Excerpted records:
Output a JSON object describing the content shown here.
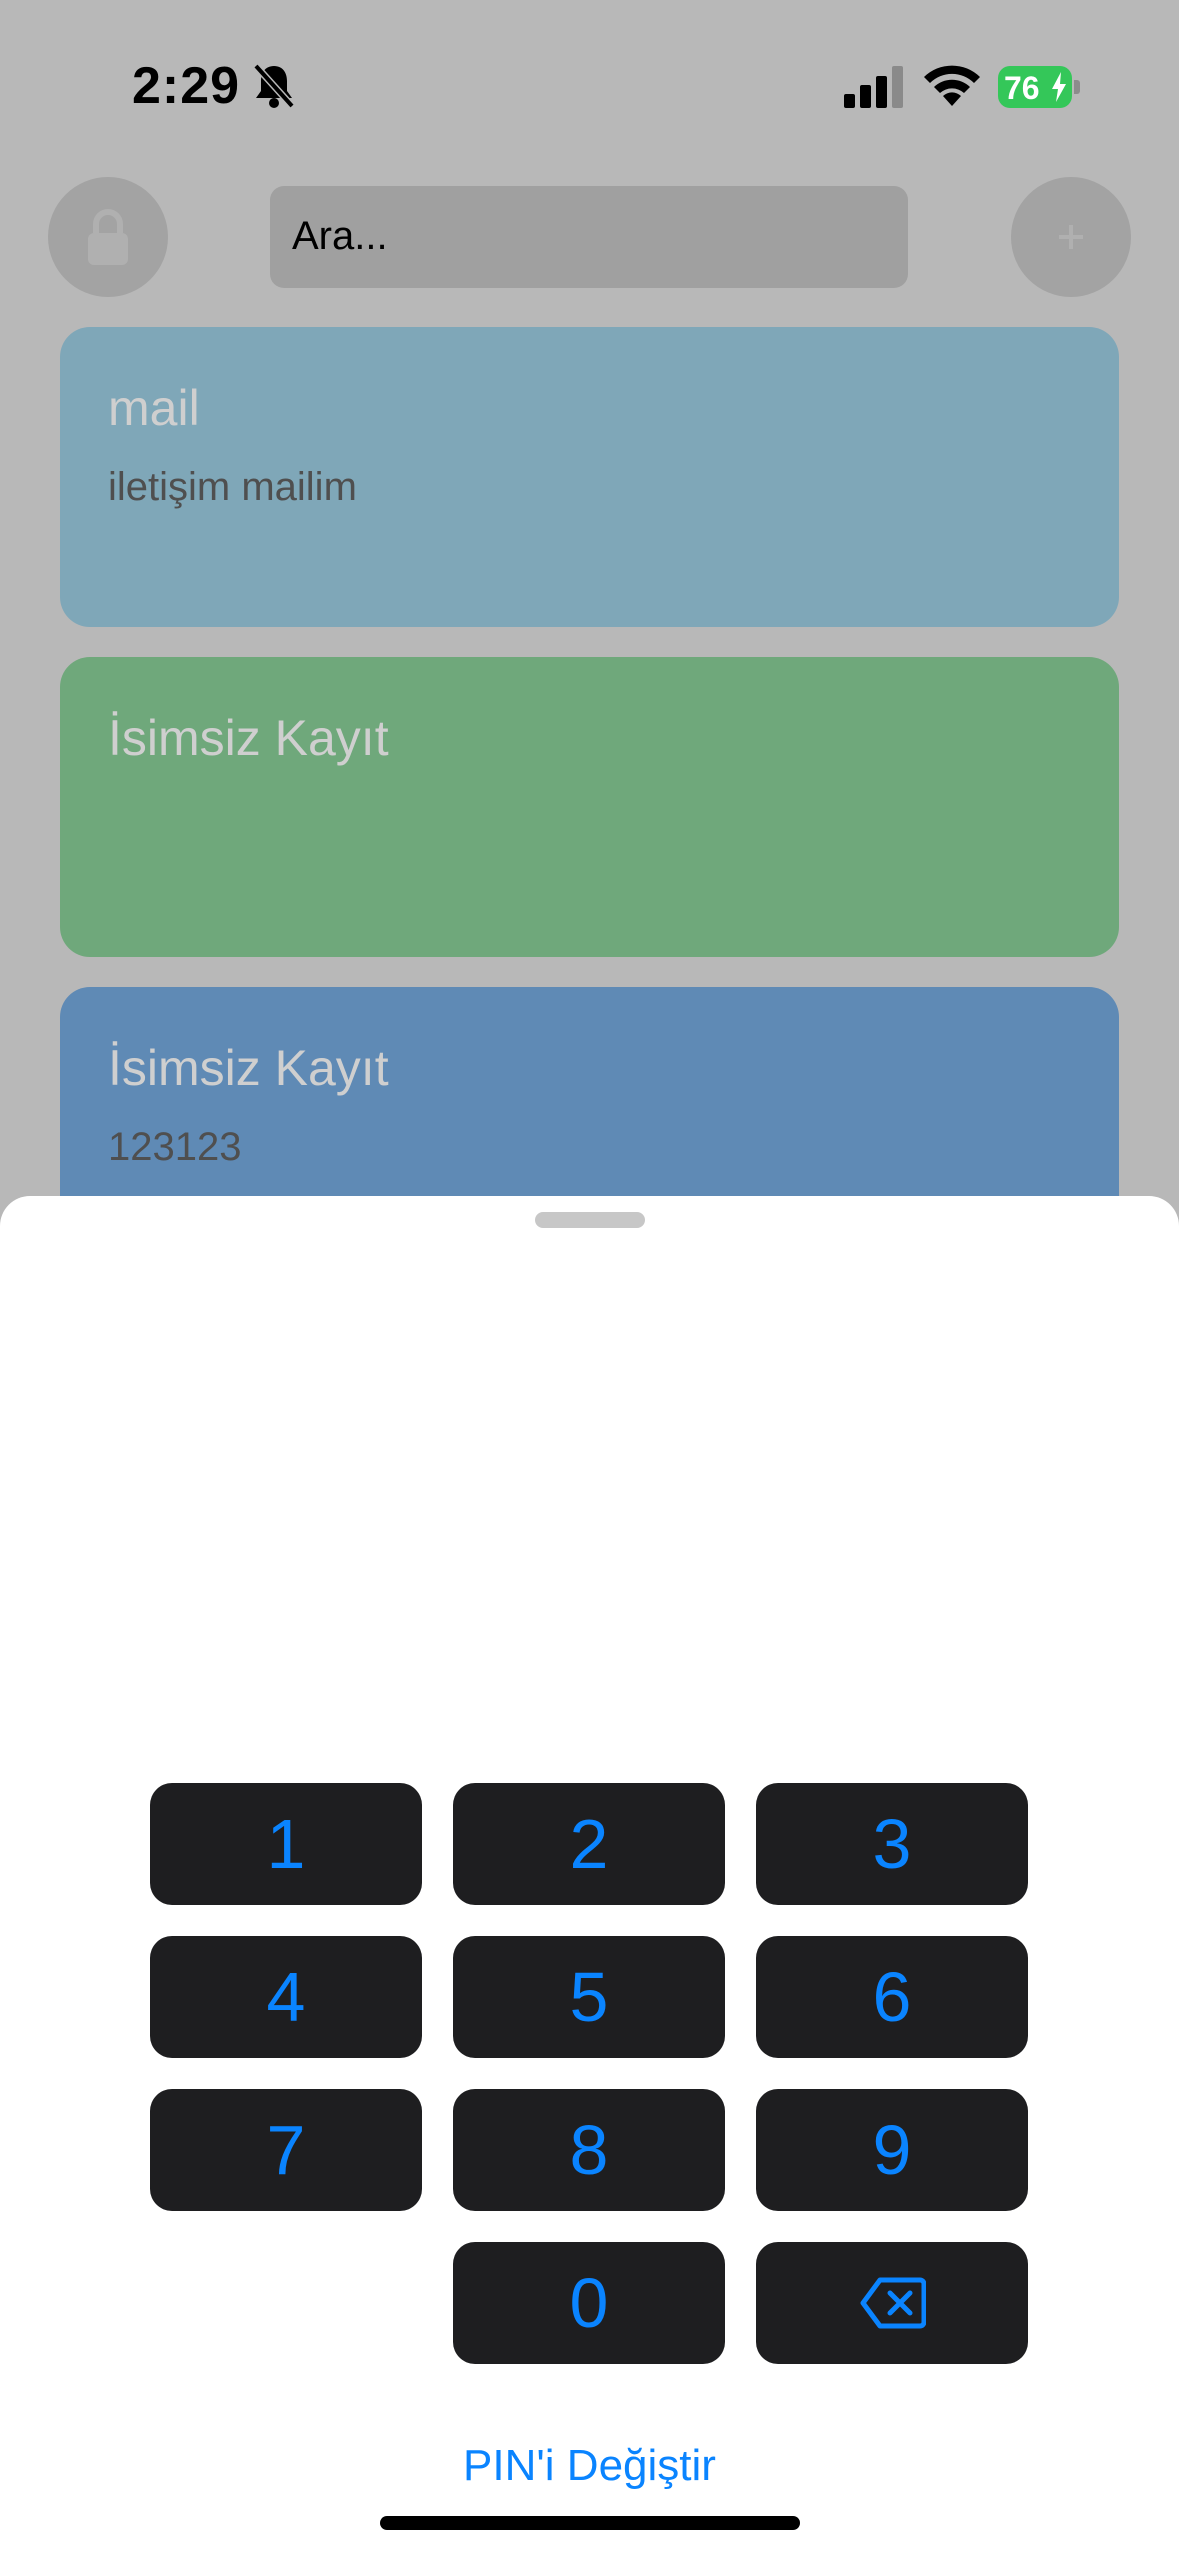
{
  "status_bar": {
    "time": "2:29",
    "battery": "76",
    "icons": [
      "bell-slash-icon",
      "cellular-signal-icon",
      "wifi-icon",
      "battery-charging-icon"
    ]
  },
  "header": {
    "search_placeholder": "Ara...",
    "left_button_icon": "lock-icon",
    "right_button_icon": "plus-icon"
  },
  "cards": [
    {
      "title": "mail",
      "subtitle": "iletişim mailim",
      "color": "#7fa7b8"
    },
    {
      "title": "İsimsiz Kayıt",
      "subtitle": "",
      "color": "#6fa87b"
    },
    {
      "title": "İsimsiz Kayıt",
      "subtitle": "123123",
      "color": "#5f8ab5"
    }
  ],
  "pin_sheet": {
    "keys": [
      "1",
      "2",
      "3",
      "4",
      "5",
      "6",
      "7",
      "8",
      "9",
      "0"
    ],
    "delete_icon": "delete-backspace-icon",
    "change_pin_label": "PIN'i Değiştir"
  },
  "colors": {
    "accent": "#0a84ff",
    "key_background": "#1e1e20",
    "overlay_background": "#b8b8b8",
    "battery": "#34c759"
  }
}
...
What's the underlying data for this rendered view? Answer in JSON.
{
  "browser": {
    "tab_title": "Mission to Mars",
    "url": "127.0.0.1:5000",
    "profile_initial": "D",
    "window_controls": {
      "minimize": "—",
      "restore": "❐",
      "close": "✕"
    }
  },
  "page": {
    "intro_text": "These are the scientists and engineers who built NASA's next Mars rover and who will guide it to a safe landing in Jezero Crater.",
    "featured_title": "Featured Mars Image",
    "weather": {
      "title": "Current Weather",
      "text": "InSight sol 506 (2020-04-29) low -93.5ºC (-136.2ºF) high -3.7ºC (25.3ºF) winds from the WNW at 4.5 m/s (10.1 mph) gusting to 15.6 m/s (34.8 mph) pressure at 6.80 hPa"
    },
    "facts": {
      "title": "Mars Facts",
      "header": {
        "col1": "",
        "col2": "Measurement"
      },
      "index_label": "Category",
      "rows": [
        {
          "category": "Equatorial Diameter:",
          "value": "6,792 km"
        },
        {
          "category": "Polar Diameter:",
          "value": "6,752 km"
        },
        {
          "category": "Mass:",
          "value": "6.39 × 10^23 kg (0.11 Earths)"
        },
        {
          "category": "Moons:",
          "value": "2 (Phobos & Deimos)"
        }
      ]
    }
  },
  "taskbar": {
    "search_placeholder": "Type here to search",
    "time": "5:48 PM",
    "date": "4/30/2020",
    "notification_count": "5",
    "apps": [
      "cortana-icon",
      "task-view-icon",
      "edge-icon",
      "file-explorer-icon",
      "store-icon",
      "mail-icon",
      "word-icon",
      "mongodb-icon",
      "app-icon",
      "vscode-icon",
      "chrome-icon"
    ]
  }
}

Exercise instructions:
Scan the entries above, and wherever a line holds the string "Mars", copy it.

Written solution:
    "tab_title": "Mission to Mars",
    "intro_text": "These are the scientists and engineers who built NASA's next Mars rover and who will guide it to a safe landing in Jezero Crater.",
    "featured_title": "Featured Mars Image",
      "title": "Mars Facts",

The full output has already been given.